Editor’s note: We urge you to use caution and maintain physical distance while on the trail. Please also recognize that the outdoors have not always been welcoming for all people. Do your part to be welcoming and inclusive.


Tired of pounding the pavement?

Why not ditch the concrete for a change and give trail running a try.

“Trail running is very different than running on the road,” says Shawn Bostad, a Portland triathlon coach and a co-founder of the TrailFactor PDX trail running club. “You’re out there and it’s just you and the trail. It’s beautiful.”

Tips for Beginner Trail Runners

Here in the Northwest, trail runners are blessed with beautiful scenery —towering forests, coastal beaches and startling mountain views. Before you trade in your neighborhood run for a trail, consider these three tips:

1. Adjust accordingly — You may run an 8-minute mile in your neighborhood, but trail running is a different story. “Always be prepared for a longer effort on the trail,” Bostad says. “You’ll be climbing more and descending is slower, too.”

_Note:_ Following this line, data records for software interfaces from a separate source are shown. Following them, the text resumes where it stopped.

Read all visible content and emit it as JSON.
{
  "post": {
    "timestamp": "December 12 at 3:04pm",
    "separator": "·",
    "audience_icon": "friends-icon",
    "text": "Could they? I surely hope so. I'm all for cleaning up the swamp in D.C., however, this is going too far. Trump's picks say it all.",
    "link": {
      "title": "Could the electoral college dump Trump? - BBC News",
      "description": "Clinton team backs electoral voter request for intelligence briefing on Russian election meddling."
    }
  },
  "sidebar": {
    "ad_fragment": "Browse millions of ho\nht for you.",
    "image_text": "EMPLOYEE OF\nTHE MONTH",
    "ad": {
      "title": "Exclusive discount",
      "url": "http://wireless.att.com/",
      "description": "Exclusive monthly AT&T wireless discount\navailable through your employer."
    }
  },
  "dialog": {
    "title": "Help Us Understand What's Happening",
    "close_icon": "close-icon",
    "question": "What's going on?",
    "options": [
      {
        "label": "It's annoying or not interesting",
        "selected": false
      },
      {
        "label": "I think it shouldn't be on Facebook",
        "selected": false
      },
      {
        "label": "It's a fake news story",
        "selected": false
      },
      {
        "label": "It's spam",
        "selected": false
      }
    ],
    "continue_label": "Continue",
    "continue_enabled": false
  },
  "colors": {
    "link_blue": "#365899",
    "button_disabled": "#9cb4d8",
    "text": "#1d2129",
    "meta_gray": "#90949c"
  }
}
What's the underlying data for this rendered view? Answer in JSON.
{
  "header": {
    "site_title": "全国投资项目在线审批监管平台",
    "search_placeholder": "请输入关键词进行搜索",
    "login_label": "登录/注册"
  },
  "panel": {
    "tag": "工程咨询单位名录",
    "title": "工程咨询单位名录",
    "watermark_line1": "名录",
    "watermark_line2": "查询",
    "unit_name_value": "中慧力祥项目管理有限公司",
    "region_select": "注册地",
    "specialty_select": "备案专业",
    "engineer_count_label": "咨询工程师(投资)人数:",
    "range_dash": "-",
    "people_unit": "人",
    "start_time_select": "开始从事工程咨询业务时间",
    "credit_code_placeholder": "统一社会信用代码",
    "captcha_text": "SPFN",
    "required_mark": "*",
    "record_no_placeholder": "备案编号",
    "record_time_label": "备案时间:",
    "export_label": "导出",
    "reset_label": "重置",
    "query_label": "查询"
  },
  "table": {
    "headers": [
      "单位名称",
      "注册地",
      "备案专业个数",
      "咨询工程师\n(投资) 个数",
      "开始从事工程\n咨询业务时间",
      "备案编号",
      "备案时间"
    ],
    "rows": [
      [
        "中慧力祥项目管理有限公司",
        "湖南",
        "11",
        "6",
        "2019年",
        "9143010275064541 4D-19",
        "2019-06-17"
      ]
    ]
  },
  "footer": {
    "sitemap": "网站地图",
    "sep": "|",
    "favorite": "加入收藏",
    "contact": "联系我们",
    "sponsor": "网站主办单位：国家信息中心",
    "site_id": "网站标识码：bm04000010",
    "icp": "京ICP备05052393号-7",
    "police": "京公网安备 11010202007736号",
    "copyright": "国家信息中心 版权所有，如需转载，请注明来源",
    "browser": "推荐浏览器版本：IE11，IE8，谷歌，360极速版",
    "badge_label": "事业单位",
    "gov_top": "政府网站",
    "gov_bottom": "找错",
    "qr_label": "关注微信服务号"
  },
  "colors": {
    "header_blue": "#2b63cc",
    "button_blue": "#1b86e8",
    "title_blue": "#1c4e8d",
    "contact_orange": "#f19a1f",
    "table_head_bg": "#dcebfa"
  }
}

2. Tell someone — Whenever you venture out for an adventure in the woods, always let someone know where you’re going and when you expect to be back. Also, consider hooking up with a local running club. Not only is there safety in numbers, but more experienced members can help lessen the intimidation factor.

3. Shift gear
 — For most short, summertime trail runs, Bostad says standard running gear works just fine, though it’s wise to bring a map for trails you’re not familiar with. When the rain sets in, shift your shoes to trail runners with lugged soles for better traction. When you graduate to longer runs, you’ll need to hydrate and refuel; think handheld water bottles or a hydration pack for water and a pouch for food.

Northwest Trails to Try


  • Tryon Creek State Natural Area — Located in a forested pocket of Portland, this natural area is home to soaring firs and a winding network of trails. Grab a map, string a few routes together and hit the trail. The interconnectedness of the trails here makes it easy to run four miles or 15.
  • Forest Park — Portland’s classic urban park is home to more than 70 miles of trails that course through the trees. The Forest Park Conservancy offers great maps and trail information. A couple of good runs include the northern section of the Wildwood Trail (5 miles) and the Balch Creek and Wildwood Loop Trail (4.8 miles).
  • Powell Butte — A great option for two- to three-mile runs with mountain vistas or hoof it six miles roundtrip to Warrior Rock Lighthouse on Sauvie Island.


  • Discovery Park — Seattle’s largest park overlooks Puget Sound and has incredible mountain views. It also has a great trail run. Hop on the Loop Trail for three miles of natural splendor.
  • Cougar Mountain Regional Wildland Park — Located just outside Seattle in Issaquah, this popular park runs wild with 36 miles of trails. One classic: the six-miler that goes up to the top of Anti-Aircraft Peak and back.
  • Tiger Mountain — Also in Issaquah, Tiger Mountain is one of Seattle’s most popular destinations for trail running. If you’re up for a challenge, try the loop trail to West Tiger 3. You’ll quickly gain 2000 feet of elevation on this tough 5.2 mile run.
  • Watershed Preserve — Located east of Seattle in Redmond, the Watershed Preserve offers well-groomed trails and a few hills to challenge beginner and intermediate runners.

Photo Credit: RyanJLane